Two common travel routes include taking Highway 180 to 64 (the shorter route) or 89 to 64 (about 20 minutes longer). Either way, you will experience breath-taking views.

The highway 180 route begins with a clear view of Humphrey’s Peak, Arizona’s tallest peak. Then you’ll find yourself surrounded by a forest of ponderosa pines as you drive through Coconino’s National Forest, which also contains volcanic peaks and tundras.

The view from highway 89 consists of mostly flat lands with no flora. However, the bare landscape makes for a mountainous view.

So whether you decide to take the short way or long way there, you won’t regret the view. If you plan to arrive before 10 am, you’ll have the most pleasant experience: a smooth clutter-free drive and a majestic panorama.

What Are Some Things To Do Along The Drive From Flagstaff AZ To The Grand Canyon?

Photo credit: https://www.goodfreephotos.com

Photo credit: https://www.goodfreephotos.com

Even with the awesome geographical views on the way to the Grand Canyon, there are still a few attractions you would want to stop and enjoy.

Chapel of The Holy Dove

Twenty-five minutes from Flagstaff on highway 180 sits a small chapel built by Dr. Watson Lacy. He owned a ranch and decided to erect the chapel on it; It’s made from volcanic rock and petrified wood and was completed in 1962. The chapel has become a traditional stop for travelers to post prayers and random notes.

Cameron Trading Post

On highway 89 just a small distance from where 89 and 64 intersect is the city of Cameron, Arizona. Here you can experience a part of U.S history. At this location in the early 1900s , Native American tribes like the Navajo and Hopi traded dry goods for wool, blankets and livestock. Today, visitors can buy Native American crafts and souvenirs. Cameron Trading Post also has an ice cream fountain, an art gallery, a convenience store and a nice lawn with shade from cottonwood trees.

Kaibab National Forest

On the 180 route just 23 minutes from the Grand Canyon, you won’t want to pass by the Kaibab National Forest, home to graceful landscapes and wildlife. If you decide to hike one of its many trails (which is highly recommended) your eyes will be met with a symphony of beauty. You’ll find various forests of ponderosa pines and yellow aspens along with colorful wildflower patches. Enjoy the sound of bubbling springs and lakes. You might even find an excellent view of the Grand Canyon from a few of the trails. Also, you just may spot a black bear or white tail deer.

The forest has trails that vary in difficulty, some of which are suitable for the whole family.

Elden Pueblo Archeological Site

This site was home of the Sinagua Indians between 1070 and 1275. Located in Coconino National Park, the site provides historical findings of the Native American tribe and allows the public to explore them.
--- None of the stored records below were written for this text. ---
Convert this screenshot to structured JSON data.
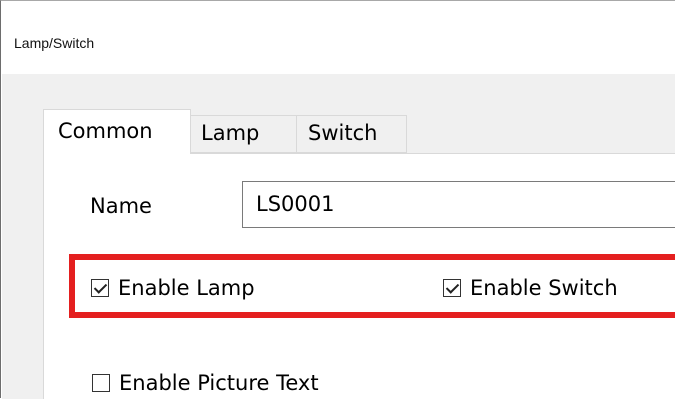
{
  "window": {
    "title": "Lamp/Switch"
  },
  "tabs": [
    {
      "label": "Common",
      "active": true
    },
    {
      "label": "Lamp",
      "active": false
    },
    {
      "label": "Switch",
      "active": false
    }
  ],
  "common": {
    "name_label": "Name",
    "name_value": "LS0001",
    "enable_lamp": {
      "label": "Enable Lamp",
      "checked": true
    },
    "enable_switch": {
      "label": "Enable Switch",
      "checked": true
    },
    "enable_picture_text": {
      "label": "Enable Picture Text",
      "checked": false
    }
  },
  "colors": {
    "highlight": "#e41f1f",
    "dialog_background": "#f0f0f0",
    "panel_background": "#ffffff"
  },
  "icons": {
    "checked": "checkbox-checked-icon",
    "unchecked": "checkbox-unchecked-icon"
  }
}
View excavations and remnants of a trading post where they traded with other tribes from as far away as California and Mexico.

What Are the Best Restaurants On The Way?
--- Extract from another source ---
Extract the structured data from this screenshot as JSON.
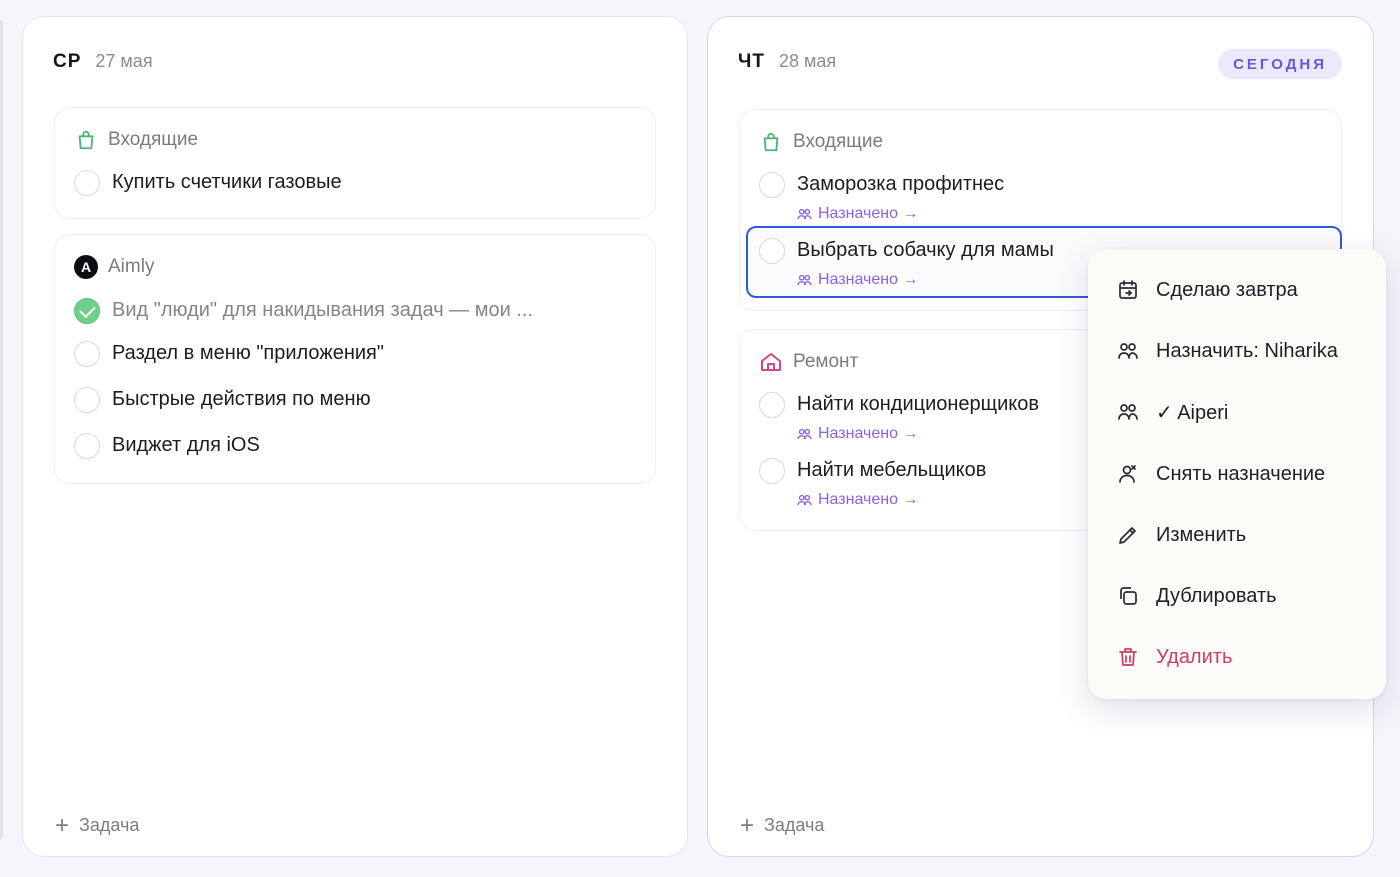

Photo credit: https://commons.wikimedia.org/

Photo credit: https://commons.wikimedia.org/

El Tovar Lodge Dining Room

There’s always a place to stop and grab lunch on the road to the Grand Canyon, but El Tovar might bring you more interest for the dollars you spend. Located in the historic town of El Tovar, it has American cuisine made from local, organic, sustainable sources. They serve breakfast, lunch, and dinner that accommodates carnivores and vegetarians.

Some menu highlights include the vegetarian Mushroom Gruyere Burger made with Gruyere and Bleu cheeses, the Navajo Taco (vegetarian option), and the Tri-colored Cheese Tortellini.

Yavapai Tavern

This restaurant offers late lunch and dinner in a calm atmosphere with casual dining, a bar, and delicious Americana. Enjoy your typical American favorites like pizza, soup and sandwiches. If you’re brave, try an elk burger and beer.

Now you’re sure to avoid road trip boredom with these great places to visit before you reach the capstone of your trip.